An Unprecedented CryptoJacking Boom
According to analysis via the Publicwww code search engine, there are over 16,000 websites infected with the Coinhive miner. At the start of last year, when the crypto market was experiencing unprecedented growth, statistics revealed that over 50,000 sites were using the software. This year, the figures have dwindled given the current bear market. Checkpoint goes on to state that Coinhive has affected over 10% of global organizations. It also mentions the fact that Coinhive has been the number one mining malware for 13 months straight. The other contenders for the top spot of cryptojacker include Cryptoloot, Jsecoin, and XMRig.
Hackers Using CMS-Based Exploits
In 2018, security researcher, Troy Mursch exposed a cryptojacking scheme that took advantage of vulnerable versions of the Drupal CMS to spread mining malware. A few major sites were infected, including the San Diego Zoo and Lenovo. Other popular sites such as the Los Angeles Times, Showtime, and Blackberry had also fallen victim to the malware. In total, over 400 websites were exposed. The harsh reality of having popular sites becoming infected is that they enjoy enormous traffic numbers and thus the risk of spreading malware to millions of devices is higher. Moreover, crypto hackers can remotely access their mined coins and withdraw all mined coins without breaking a sweat.
Hackers are Becoming Sophisticated
In the past year, according to a McAfee report, mining malware attacks have increased by over 4,000%. This reveals how sophisticated and driven hackers are at conducting attacks.

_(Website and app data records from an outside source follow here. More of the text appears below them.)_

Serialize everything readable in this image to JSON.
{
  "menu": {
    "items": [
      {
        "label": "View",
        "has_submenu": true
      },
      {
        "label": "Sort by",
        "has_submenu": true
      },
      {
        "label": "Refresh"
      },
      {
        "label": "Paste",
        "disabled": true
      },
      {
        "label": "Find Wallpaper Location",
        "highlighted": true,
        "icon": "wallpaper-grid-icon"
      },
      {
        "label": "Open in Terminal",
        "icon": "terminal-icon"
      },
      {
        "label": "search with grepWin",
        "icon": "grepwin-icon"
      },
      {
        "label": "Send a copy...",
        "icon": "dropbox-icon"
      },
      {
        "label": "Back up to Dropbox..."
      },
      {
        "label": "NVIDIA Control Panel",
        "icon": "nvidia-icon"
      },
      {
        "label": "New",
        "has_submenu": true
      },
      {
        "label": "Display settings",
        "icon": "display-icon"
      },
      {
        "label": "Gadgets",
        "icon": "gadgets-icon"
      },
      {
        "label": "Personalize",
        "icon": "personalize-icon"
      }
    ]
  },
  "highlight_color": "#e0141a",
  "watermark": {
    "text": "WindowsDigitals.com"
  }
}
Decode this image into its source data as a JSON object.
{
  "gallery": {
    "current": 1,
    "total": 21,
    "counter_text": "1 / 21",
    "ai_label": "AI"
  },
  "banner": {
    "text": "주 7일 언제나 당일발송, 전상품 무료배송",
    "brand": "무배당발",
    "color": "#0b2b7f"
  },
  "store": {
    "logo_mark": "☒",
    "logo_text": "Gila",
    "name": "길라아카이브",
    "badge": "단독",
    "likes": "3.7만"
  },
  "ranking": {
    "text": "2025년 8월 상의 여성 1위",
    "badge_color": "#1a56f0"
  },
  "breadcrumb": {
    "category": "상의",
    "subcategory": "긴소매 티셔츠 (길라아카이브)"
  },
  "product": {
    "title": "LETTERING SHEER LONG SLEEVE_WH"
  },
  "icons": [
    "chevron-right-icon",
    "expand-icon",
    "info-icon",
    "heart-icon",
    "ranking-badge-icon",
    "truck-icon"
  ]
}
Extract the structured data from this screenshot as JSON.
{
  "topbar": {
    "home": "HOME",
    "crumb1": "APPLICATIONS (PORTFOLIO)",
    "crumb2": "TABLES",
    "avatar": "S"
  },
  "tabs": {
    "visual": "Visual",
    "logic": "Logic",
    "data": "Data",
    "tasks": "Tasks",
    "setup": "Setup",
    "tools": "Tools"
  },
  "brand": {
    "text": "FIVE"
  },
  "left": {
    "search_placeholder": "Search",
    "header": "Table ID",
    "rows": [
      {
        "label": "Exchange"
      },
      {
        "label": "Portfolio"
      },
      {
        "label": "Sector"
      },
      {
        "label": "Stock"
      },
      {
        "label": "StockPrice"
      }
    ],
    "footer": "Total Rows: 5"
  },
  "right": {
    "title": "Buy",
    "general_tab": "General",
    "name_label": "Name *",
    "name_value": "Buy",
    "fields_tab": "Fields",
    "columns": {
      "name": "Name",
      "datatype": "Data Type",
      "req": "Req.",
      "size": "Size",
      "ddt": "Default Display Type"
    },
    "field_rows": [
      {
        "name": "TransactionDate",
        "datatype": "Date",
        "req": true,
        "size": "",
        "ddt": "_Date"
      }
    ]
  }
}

Crypto researcher Remco Verhoef made the most recent discovery: Remco found out that a particular mining malware targeted the Mac OS. The technique for getting the malware to the Mac was straightforward. The hacker would broadcast messages on crypto chat boards via their Mac to fix a crypto transfer completion bug. Once a user executed this command, the hacker would gain access to the computer and install crypto mining malware remotely.
The Bottom Line
While preventing cryptojacking may be a difficult challenge, some healthy cyber practices can keep it at bay. For instance, never click on links you don’t trust. Also, don’t be fooled by any HTTPS site. It may be infected as well. Your best bet is installing anti-phishing software, an adblocker, and an antivirus. These may help minimize the risk of falling for hidden mining malware. Although cryptojacking cases have increased over the last two years, figures reveal that attacks have actually slightly subsided in terms of annual percentage increases. The most likely explanation for this is the bearish trend that the crypto market has been stuck in for some time now, meaning these figures are bound to rise once we hit a bull run. This shows that there’s both good and bad with everything, so stay safe out there!